*Dataset extract*
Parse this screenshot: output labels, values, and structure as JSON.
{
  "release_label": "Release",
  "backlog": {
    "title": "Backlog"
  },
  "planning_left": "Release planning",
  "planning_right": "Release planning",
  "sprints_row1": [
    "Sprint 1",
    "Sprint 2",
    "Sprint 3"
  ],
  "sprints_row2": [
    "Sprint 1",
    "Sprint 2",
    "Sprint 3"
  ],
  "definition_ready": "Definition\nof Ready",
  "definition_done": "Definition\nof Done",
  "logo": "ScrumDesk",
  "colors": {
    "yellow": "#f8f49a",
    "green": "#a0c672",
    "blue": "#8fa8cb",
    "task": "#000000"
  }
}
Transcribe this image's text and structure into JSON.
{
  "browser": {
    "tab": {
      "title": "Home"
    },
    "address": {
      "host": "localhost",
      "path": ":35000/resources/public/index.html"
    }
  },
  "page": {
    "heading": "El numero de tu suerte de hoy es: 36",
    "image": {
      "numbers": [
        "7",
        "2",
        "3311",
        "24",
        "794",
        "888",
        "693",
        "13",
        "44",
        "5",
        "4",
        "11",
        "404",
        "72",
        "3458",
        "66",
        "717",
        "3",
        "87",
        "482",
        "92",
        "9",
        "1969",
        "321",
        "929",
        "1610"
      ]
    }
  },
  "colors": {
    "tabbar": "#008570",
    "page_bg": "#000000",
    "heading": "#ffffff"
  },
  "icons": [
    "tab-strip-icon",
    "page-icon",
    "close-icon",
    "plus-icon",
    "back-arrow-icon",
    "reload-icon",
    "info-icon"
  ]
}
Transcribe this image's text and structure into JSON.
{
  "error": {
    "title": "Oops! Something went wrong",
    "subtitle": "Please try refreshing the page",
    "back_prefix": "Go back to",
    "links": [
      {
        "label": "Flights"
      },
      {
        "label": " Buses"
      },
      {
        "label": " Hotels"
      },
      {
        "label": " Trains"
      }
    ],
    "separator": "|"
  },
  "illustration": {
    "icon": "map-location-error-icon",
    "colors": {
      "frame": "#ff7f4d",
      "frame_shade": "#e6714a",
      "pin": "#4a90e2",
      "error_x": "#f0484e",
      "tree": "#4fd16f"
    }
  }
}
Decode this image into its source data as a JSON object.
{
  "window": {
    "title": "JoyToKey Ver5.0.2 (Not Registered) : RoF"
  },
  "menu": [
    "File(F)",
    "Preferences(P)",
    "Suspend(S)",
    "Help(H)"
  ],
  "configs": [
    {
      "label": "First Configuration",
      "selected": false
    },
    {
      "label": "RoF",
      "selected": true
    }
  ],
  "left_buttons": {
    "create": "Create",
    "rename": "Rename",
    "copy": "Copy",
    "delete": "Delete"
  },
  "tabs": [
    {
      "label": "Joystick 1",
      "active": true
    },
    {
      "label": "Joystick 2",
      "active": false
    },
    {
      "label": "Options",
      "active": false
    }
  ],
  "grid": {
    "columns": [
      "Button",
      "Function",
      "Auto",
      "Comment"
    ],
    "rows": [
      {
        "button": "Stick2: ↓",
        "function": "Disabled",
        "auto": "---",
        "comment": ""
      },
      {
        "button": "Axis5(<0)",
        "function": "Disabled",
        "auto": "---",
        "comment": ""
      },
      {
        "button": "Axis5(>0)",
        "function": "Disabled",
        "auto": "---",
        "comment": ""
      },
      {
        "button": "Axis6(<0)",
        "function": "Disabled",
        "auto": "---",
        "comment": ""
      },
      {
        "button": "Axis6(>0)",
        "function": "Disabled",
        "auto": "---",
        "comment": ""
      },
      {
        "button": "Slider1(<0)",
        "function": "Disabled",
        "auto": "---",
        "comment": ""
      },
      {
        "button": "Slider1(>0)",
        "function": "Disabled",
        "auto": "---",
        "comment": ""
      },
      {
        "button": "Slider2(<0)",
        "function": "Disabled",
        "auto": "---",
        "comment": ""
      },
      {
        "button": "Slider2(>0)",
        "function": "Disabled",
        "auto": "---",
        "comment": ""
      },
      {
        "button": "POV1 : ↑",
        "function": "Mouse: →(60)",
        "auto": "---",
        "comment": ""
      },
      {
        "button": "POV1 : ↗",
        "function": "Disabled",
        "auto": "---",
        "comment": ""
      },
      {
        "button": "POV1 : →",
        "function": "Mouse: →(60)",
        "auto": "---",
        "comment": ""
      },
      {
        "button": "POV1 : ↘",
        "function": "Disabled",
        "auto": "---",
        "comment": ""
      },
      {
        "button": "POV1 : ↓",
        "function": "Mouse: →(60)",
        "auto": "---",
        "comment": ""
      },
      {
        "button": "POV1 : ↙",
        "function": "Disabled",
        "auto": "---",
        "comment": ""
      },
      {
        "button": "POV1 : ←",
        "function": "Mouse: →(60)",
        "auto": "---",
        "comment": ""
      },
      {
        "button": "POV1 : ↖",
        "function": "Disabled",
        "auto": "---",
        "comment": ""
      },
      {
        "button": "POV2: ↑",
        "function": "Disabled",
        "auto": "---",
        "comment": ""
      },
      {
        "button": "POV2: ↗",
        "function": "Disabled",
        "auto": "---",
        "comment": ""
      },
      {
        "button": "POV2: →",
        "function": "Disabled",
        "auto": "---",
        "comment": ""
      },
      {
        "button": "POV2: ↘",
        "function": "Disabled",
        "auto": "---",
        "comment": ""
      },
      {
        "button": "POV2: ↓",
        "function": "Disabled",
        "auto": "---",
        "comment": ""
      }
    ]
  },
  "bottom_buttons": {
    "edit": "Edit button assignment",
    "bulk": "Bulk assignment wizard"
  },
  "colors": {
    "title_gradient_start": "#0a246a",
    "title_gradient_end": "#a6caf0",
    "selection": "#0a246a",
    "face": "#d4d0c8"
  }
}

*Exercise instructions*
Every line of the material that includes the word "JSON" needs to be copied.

*Response to this task*
Parse this screenshot: output labels, values, and structure as JSON.
Transcribe this image's text and structure into JSON.
Transcribe this image's text and structure into JSON.
Decode this image into its source data as a JSON object.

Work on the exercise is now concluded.